* TASK REQUIREMENTS
From the data that follows, report how many lines hold the string "icon", giving only the number.

--- MATERIALS PROVIDED Enclosed Below ---

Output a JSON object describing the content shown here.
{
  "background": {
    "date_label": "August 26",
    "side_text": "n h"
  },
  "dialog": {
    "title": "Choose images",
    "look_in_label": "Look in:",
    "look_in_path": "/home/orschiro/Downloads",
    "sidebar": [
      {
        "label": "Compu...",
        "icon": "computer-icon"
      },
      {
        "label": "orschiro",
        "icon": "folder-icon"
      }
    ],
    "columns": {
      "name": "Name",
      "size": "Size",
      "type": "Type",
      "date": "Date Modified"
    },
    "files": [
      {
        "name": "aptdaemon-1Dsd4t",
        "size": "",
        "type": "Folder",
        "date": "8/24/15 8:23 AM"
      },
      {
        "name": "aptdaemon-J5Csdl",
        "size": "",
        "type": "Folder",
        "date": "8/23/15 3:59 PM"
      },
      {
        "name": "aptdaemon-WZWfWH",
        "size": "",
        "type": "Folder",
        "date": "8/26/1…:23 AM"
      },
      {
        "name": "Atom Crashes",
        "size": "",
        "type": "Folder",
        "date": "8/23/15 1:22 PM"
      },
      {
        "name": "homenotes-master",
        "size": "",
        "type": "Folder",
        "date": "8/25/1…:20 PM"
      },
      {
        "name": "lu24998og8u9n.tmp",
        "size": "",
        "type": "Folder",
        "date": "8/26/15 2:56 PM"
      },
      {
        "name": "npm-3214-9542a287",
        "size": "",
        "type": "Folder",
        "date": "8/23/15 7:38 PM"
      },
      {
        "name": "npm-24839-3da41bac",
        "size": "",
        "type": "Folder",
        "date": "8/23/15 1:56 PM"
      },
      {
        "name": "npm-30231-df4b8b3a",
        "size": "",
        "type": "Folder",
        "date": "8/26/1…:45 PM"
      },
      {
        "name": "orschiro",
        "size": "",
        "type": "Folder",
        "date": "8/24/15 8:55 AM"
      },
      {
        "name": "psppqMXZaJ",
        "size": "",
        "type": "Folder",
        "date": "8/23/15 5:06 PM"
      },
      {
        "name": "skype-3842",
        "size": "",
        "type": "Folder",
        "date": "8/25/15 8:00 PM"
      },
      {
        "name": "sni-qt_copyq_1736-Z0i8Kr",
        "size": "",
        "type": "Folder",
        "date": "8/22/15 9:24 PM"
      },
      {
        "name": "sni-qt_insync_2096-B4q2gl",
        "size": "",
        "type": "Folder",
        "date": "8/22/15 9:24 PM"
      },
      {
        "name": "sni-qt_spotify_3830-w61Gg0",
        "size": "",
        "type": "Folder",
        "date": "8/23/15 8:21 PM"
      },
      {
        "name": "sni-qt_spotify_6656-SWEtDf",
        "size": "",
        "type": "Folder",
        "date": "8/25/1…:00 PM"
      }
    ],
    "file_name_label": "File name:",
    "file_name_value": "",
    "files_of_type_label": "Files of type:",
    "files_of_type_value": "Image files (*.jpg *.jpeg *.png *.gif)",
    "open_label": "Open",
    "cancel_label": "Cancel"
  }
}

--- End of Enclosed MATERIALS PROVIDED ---

* SOLUTION FOR THIS EXERCISE
2